As First Model 3 Rolls Off The Line, Can Tesla Sustain Momentum? Tesla's first Model 3 comes off the assembly line Friday, a pivotal moment for the company. It's Tesla's mass-market electric car — with a $35,000 price. But it faces challenges ramping up production.

As First Model 3 Rolls Off The Line, Can Tesla Sustain Momentum?

  • Download
  • <iframe src="" width="100%" height="290" frameborder="0" scrolling="no" title="NPR embedded audio player">
  • Transcript


Big week this week for electric and hybrid cars. Volvo became the first automaker to commit to making all its models either electric or hybrid after the year 2019. And today, Tesla is rolling a new car off the assembly line, the Model 3. It's supposed to fulfill CEO Elon Musk's promised to make an affordable, long-range electric car. NPR's Sonari Glinton is on the line to help us work out whether this premise is hype or horsepower or something like that. Hey, Sonari.


KELLY: So this Model 3 is a sedan, I gather. Why is Tesla banking that a Model 3 sedan is what the world needs?

GLINTON: Well, the Model 3 is a stab at the mass market. It's an all-electric car. And it retails for $35,000 with about a $7,500 rebate. And that puts it well within the range of a new car buyer. The average new car is about $33,000. So it goes 215 miles. And that's a lot. Elon Musk plans to have about 30 vehicles by the end of the month, ramping up to about 1,500. And this is a really big bet.

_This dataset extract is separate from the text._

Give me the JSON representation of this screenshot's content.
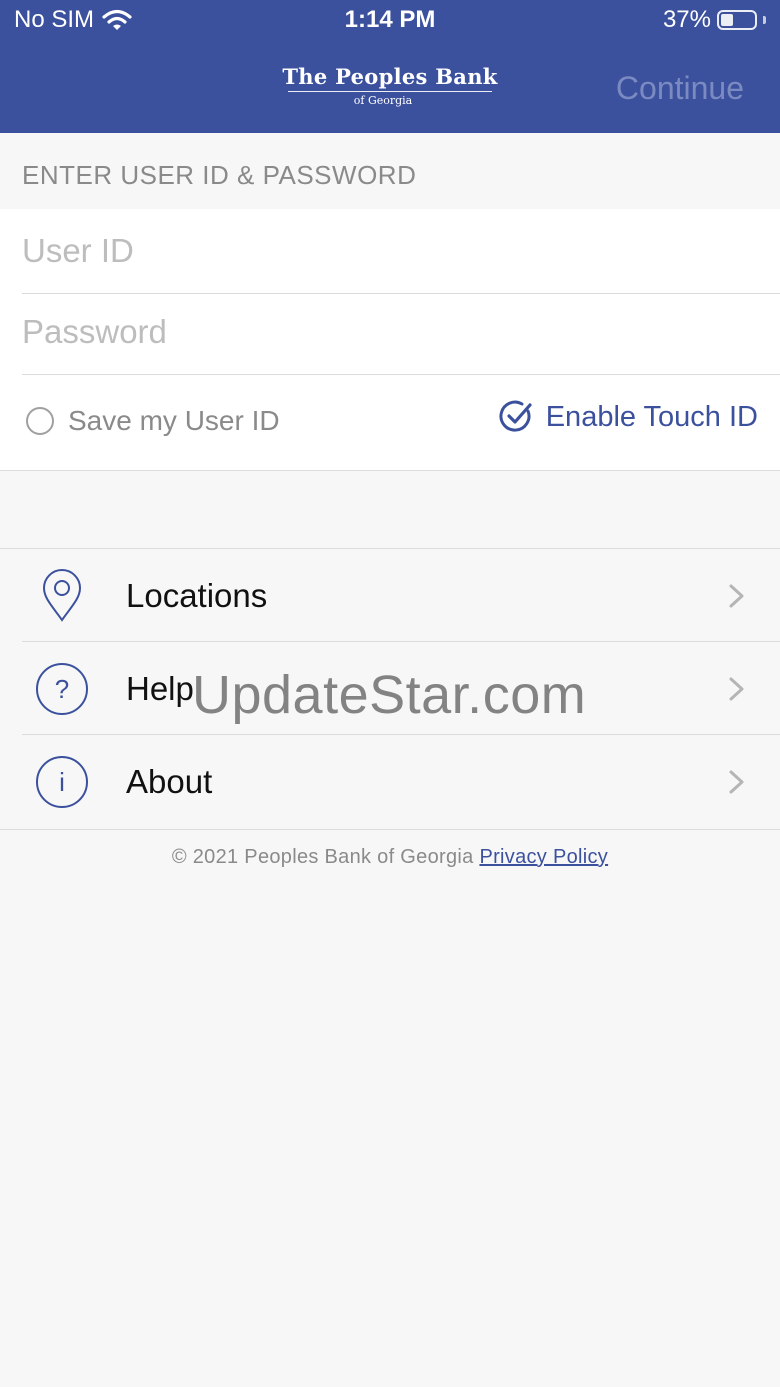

KELLY: Yeah, no, absolutely. Well, and in terms of the numbers they're making, I'm going to have to ask you about scale because the goal here for Tesla is not just to persuade people they need to buy this electric car, it's to persuade a lot of people they need to buy this car, right?

GLINTON: Yeah, exactly. This car is very hype. And I think a lot of the other car companies can actually touch it. Last month, Tesla sold 4,400 cars. And now they're wanting the scale to produce about half a million. Now, to give you an idea...


GLINTON: ...Toyota sells about 450,000 Camrys. So it's doable. But that is hard. It's a hard task.

KELLY: It's a huge ramp-up, yeah.

GLINTON: Yeah, exactly. And so - and one of the problems is actually not whether or not they can build the cars but whether they can build the batteries quickly enough to go into the cars and produce batteries for a whole number of platforms.

KELLY: Well, can you tell yet, is it a good car? Have you had the chance to drive it?

GLINTON: Well, I have not had the chance to drive this car. And...


GLINTON: Though, I've - yet.

KELLY: We'll hope to get you in there soon, yeah.

GLINTON: Yes, though I've ridden in it. But, you know, Tesla has gotten a lot of praise for the quality of its cars, though sort of that long-term quality has sort of fallen off a little bit. And there's no telling how well a car company can do when it goes from selling 4,400 cars to selling, you know, tens of thousands of them in a month.

KELLY: What would it take for Tesla to consider this car a victory, a win? I mean, we've talked about trying to persuade people they need an electric car. What does Tesla have to do to pull this off and say, OK, we did it?

GLINTON: Well, one of the things about the car business is anybody can make one good car. But it's really can you make 20 different cars, you know, year after year? That is the hallmark of a really great carmaker. But Elon Musk is not just betting on cars, he's betting on the electrification of cars. He's betting on autonomous cars. He's betting on revolutionizing the dealer process. He's built this gigantic battery factory that wants to cheapen and change how we manufacture batteries.

Oh, and by the way, while he's trying to do all of this, General Motors already has a car on the road that's doing exactly what the Model 3 says it's going to do. And every other carmaker has plans for a full-on electric car coming sometime in the future. So it's not like this is a space without competition. But what Elon wants to do is blow things up and change the way we do things.


KELLY: That's NPR's Sonari Glinton.

Copyright © 2017 NPR. All rights reserved. Visit our website terms of use and permissions pages at for further information.

NPR transcripts are created on a rush deadline by an NPR contractor. This text may not be in its final form and may be updated or revised in the future. Accuracy and availability may vary. The authoritative record of NPR’s programming is the audio record.